__WORK ORDER__.
Count the lines below that hold the word "progress" and say how many, with no other text.
BEGIN RECORDS SUPPLIED
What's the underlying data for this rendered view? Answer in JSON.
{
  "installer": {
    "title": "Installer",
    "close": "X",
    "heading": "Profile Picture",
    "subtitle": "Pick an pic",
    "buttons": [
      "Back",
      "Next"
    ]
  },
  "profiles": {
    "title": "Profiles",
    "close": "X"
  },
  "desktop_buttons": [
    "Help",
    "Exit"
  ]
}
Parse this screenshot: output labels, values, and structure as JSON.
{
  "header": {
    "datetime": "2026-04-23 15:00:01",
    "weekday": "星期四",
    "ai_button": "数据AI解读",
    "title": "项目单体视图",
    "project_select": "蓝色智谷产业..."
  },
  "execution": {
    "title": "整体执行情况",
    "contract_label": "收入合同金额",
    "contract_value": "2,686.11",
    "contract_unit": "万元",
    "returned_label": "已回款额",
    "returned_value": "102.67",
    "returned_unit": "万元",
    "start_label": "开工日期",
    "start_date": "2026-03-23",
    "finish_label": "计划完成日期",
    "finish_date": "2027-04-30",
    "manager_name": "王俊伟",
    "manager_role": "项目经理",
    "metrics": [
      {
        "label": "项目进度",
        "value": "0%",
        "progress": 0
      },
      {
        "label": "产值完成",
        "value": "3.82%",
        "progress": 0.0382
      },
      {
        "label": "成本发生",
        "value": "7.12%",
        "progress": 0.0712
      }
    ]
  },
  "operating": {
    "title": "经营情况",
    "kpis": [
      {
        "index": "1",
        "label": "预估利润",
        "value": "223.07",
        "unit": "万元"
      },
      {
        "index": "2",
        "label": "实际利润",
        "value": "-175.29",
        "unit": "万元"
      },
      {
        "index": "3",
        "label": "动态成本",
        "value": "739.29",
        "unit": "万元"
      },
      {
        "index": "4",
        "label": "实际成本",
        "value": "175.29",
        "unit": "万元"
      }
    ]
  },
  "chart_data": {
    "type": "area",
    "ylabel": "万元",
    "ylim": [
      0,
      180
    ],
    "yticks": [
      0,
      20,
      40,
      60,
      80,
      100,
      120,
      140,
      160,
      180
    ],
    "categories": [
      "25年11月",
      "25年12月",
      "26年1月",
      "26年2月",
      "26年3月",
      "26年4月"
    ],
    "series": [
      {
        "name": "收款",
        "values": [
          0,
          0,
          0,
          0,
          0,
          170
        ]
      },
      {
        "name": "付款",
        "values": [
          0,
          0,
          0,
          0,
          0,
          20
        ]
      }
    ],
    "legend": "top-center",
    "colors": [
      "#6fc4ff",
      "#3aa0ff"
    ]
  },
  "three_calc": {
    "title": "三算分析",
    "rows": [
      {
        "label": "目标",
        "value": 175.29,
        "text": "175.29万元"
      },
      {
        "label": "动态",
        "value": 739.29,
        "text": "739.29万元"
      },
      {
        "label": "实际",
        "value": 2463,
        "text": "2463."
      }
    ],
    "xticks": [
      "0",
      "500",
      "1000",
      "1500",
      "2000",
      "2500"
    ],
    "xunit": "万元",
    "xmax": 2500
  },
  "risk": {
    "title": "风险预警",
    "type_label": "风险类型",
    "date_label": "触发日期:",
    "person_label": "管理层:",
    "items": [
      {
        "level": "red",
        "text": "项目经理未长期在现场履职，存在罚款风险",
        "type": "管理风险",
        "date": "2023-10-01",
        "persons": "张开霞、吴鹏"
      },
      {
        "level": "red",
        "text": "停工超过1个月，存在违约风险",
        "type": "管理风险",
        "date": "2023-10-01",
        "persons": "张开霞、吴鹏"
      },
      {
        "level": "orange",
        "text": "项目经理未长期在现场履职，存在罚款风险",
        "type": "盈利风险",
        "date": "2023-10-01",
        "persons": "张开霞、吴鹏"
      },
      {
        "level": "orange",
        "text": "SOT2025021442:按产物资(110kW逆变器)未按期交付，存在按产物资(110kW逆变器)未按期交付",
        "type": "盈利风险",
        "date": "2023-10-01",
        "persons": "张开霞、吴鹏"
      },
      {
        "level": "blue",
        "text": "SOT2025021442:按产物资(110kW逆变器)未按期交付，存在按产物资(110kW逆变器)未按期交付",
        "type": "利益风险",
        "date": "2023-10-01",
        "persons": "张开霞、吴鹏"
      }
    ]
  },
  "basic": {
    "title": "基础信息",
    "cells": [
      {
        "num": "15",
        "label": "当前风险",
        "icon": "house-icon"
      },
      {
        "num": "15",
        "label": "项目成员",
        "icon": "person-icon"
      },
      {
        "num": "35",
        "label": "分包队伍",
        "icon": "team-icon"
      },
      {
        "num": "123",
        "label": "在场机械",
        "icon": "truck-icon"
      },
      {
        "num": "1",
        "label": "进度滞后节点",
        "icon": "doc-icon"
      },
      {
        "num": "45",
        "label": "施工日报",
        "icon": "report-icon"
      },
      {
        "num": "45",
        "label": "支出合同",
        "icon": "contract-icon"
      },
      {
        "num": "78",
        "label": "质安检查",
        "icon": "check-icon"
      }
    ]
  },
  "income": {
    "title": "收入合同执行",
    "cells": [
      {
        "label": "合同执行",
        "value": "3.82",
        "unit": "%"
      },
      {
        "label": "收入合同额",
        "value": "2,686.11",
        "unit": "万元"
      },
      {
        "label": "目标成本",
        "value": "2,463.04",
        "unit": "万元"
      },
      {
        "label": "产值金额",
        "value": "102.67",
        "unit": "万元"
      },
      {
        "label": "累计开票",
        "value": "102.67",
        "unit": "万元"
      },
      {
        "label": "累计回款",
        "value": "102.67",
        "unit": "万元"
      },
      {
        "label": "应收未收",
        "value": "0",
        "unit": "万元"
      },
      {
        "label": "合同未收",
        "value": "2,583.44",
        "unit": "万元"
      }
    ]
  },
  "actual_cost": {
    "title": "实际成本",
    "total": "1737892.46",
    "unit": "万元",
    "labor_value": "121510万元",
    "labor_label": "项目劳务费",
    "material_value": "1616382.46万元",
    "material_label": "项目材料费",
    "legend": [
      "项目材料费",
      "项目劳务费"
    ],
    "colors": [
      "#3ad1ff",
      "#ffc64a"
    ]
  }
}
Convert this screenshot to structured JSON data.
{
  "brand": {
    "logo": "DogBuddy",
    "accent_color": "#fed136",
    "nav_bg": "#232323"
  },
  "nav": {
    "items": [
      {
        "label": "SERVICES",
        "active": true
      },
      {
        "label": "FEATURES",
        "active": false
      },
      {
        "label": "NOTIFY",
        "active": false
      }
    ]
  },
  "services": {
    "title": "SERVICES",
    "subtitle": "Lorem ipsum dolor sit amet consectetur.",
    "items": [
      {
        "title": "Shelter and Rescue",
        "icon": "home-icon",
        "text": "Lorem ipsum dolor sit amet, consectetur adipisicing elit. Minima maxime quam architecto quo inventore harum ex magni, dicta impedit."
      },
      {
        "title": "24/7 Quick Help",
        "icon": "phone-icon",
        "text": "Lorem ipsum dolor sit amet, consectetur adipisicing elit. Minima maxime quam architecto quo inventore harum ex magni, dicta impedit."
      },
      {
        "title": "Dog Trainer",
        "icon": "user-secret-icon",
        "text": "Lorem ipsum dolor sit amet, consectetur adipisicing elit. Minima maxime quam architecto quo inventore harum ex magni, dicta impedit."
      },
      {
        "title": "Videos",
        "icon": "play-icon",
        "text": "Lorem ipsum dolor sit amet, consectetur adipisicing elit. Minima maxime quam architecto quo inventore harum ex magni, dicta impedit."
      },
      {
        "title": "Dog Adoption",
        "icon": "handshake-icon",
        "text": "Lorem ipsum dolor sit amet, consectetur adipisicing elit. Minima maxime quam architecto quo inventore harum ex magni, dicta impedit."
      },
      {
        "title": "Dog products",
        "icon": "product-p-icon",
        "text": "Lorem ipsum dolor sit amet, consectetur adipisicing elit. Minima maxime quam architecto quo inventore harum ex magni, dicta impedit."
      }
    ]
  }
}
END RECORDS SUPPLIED
__SOLUTION TO THE EXERCISE__.
3